The emergence of software start-ups contributes to society by driving innovation as well as by creating jobs. Research, to date, mainly concentrates on either start-ups in general or established software firms. Little research has been conducted directly into software start-ups. The objective of this research is to understand how early-stage software start-ups survive. We develop a conceptual model for explaining early-stage software start-up survival. The conceptual model illustrates important resources, capabilities, and managerial actions that facilitate high levels of software start-up performance. Our research contributes theoretically to IS literature in general by developing a theory of how software start-ups survive in the early stages and to resource-based research specifically by explaining the actions management takes in deploying resources and capabilities to achieve high levels of performance.
Keywords: Software start-up performance; Resources; Capabilities; Managerial actions; Company life-cycle early-stage
An Architecture-Oriented Design Method for Human-Computer Interaction Systems BIBAKFull-Text 772-780
  Yu-Chen Yang; Yi-Ling Lin; William S. Chao
In this paper, we propose an architecture-oriented design method for human-computer interaction systems. This design method adopts the structure-behavior coalescence (SBC) architecture as a systems model. SBC architecture design method starts from the preparation phase and then goes through the creative thinking, concept, preliminary design, and detailed design phases of SBC architecture construction. SBC architecture design method uses six fundamental diagrams to formally design the essence of a human-computer interaction system and its details at the same time. In the concept phase, architecture hierarchy diagram and framework diagram are used. In the preliminary design phase, component operation diagram and component connection diagram are used. In the detailed design phase, structure-behavior coalescence diagram and interaction flow diagram are used. With the above six diagrams, we then can effectively design the structure, behavior, and information of human-computer interaction systems; resolve uncertainties and risks caused by those non-architecture-oriented design methods.
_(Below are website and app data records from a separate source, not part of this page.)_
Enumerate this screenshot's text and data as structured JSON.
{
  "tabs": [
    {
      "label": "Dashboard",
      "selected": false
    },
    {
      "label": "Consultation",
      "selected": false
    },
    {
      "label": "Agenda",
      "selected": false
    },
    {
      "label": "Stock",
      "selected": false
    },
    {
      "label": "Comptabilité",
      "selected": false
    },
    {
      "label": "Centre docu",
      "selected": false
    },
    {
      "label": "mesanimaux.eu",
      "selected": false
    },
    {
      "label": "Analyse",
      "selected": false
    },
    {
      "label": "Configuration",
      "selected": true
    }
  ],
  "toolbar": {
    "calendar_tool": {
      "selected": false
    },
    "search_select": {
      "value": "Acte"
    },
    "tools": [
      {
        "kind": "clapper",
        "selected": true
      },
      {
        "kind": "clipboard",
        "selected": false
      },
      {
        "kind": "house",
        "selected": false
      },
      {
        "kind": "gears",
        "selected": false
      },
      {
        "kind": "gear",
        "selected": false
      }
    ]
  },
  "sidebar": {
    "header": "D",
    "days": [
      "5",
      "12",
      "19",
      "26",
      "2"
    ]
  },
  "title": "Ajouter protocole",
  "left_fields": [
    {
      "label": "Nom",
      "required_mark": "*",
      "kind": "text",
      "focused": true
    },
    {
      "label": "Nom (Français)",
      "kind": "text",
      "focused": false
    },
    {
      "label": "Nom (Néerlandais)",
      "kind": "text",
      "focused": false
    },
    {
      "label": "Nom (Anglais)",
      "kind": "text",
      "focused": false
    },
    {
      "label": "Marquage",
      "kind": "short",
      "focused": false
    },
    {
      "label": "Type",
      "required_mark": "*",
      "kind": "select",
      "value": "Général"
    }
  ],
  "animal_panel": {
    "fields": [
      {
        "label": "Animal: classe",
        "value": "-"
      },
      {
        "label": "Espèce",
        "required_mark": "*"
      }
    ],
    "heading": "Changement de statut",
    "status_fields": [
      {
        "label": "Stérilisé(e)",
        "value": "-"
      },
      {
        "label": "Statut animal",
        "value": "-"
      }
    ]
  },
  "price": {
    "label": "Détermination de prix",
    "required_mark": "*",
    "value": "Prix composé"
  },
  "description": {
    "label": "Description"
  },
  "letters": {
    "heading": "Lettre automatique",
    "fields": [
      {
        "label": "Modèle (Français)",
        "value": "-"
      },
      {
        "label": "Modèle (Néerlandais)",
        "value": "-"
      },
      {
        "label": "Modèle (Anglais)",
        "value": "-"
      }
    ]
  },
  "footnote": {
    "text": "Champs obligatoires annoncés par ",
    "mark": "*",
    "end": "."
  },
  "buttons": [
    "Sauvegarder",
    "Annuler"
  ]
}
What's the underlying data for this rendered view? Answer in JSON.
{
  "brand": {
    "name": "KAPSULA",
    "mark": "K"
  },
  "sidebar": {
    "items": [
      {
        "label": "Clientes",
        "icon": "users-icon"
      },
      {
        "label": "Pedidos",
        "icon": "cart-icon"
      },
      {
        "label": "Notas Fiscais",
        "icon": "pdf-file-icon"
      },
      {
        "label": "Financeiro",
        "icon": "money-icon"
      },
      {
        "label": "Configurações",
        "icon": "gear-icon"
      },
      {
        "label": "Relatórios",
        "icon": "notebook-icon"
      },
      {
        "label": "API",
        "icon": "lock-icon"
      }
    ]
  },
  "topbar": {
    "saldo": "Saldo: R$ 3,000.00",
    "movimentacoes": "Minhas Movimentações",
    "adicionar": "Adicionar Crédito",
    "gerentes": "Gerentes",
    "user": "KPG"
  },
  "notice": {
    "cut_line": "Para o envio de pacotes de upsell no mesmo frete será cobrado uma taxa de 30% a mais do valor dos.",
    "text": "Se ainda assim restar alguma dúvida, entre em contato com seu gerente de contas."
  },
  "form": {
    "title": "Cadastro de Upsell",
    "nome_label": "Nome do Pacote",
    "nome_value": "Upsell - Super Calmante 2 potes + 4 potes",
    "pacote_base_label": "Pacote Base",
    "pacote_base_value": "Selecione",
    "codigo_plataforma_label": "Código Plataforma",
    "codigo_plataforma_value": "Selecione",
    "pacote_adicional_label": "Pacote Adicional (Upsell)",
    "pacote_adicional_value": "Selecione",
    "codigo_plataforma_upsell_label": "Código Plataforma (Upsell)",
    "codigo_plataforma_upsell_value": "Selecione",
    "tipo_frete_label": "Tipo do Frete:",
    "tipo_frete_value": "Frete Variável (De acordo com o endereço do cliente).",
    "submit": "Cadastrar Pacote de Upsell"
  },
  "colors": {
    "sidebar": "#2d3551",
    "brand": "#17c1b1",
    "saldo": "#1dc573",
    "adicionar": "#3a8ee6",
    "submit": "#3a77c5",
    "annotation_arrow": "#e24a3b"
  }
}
Keywords: Architecture-Oriented design method; SBC architecture; Human-Computer interaction system